Top of Given data
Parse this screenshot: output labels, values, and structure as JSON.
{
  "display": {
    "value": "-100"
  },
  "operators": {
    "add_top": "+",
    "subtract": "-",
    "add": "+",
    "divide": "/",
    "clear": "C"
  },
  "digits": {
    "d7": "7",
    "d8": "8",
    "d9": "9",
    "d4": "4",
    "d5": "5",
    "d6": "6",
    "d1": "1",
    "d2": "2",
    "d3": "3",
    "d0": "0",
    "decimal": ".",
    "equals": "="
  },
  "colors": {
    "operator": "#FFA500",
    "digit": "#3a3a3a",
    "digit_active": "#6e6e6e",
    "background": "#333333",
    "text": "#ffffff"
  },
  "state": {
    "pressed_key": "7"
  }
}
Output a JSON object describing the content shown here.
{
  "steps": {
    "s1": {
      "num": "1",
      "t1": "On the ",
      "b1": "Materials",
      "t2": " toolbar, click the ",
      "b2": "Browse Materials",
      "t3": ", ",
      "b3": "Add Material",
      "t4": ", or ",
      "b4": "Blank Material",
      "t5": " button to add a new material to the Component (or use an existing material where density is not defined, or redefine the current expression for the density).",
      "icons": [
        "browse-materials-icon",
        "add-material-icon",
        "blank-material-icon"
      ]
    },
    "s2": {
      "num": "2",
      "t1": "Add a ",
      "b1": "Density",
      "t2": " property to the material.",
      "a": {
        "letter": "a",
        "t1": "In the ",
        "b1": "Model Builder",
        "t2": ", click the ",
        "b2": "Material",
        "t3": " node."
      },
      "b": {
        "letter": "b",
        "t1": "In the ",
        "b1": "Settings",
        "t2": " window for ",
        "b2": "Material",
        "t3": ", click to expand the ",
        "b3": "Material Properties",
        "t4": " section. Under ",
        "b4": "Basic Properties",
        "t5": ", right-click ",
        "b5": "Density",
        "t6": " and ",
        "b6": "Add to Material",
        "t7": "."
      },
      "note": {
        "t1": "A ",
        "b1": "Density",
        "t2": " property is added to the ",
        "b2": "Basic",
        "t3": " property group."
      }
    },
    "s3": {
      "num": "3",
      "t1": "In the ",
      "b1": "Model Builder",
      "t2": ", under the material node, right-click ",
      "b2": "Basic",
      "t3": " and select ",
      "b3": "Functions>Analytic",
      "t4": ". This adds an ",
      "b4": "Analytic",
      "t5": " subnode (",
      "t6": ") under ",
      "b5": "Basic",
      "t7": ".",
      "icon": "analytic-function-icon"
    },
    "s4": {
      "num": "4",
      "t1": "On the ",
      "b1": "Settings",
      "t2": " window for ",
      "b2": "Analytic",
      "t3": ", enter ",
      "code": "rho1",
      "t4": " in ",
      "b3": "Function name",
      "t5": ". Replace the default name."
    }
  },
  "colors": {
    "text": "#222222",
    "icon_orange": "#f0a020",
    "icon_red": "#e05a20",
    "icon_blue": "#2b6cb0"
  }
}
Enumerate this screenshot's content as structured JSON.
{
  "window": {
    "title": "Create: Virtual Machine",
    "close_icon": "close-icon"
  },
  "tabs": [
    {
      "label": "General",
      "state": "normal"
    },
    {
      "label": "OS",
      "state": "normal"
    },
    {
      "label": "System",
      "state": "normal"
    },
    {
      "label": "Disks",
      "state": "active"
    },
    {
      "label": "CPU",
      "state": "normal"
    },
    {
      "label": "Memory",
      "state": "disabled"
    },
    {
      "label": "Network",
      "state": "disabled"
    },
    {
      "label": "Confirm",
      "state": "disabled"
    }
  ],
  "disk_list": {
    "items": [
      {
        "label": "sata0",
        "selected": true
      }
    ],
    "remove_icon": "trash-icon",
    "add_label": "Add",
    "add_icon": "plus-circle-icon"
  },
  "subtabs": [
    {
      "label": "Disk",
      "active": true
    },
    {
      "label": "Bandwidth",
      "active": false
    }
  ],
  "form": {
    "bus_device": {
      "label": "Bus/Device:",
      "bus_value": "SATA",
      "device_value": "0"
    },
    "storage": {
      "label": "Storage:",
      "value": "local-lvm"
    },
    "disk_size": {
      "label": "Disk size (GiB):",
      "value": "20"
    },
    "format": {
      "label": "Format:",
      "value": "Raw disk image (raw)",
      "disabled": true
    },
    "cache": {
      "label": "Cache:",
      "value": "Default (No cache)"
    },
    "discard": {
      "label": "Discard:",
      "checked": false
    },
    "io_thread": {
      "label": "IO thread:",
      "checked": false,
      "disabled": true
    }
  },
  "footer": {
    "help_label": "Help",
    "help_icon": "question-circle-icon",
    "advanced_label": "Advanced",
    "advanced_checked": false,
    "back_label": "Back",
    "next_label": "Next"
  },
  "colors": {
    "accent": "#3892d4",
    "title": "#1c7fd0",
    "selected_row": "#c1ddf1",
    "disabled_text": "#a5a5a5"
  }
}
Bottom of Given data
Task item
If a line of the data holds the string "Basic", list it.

Solution to this problem
        "b4": "Basic Properties",
        "b2": "Basic",
      "b2": "Basic",
      "b5": "Basic",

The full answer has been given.